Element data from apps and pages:
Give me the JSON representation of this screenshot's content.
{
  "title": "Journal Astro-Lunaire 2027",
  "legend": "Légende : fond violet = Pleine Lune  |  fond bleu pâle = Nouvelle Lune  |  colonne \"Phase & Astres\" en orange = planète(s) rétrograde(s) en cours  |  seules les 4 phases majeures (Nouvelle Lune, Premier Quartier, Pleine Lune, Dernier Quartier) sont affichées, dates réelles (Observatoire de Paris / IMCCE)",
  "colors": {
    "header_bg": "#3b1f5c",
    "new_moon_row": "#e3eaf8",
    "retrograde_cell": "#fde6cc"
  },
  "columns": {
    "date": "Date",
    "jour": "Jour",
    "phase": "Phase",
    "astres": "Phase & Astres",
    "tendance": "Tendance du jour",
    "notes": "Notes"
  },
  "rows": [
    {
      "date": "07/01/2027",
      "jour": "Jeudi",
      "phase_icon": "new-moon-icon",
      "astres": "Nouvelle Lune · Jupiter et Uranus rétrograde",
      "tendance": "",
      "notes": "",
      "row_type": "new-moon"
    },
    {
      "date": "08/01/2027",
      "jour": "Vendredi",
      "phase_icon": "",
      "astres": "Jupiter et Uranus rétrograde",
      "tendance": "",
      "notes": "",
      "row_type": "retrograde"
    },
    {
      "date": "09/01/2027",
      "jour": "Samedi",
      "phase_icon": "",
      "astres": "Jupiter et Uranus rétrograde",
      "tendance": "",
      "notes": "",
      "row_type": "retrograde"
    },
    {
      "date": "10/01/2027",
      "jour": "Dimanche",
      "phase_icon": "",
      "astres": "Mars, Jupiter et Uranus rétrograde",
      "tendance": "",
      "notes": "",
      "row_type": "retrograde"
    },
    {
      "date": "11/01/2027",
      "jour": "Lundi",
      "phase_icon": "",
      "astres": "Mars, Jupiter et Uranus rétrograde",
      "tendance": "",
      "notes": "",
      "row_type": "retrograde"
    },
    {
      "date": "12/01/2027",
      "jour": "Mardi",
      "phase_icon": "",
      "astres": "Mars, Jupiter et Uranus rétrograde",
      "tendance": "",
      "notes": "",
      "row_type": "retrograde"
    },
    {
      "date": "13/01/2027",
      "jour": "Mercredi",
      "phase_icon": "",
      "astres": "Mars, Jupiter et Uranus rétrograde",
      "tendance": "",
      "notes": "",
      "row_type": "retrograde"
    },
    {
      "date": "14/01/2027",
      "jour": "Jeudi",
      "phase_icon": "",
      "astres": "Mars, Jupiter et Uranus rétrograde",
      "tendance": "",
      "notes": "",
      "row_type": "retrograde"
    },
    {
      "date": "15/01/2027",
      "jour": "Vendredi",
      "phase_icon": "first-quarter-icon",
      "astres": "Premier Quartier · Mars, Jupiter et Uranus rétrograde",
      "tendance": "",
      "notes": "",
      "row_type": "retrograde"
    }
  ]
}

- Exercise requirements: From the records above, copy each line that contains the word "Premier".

- Answer to this problem:
  "legend": "Légende : fond violet = Pleine Lune  |  fond bleu pâle = Nouvelle Lune  |  colonne \"Phase & Astres\" en orange = planète(s) rétrograde(s) en cours  |  seules les 4 phases majeures (Nouvelle Lune, Premier Quartier, Pleine Lune, Dernier Quartier) sont affichées, dates réelles (Observatoire de Paris / IMCCE)",
      "astres": "Premier Quartier · Mars, Jupiter et Uranus rétrograde",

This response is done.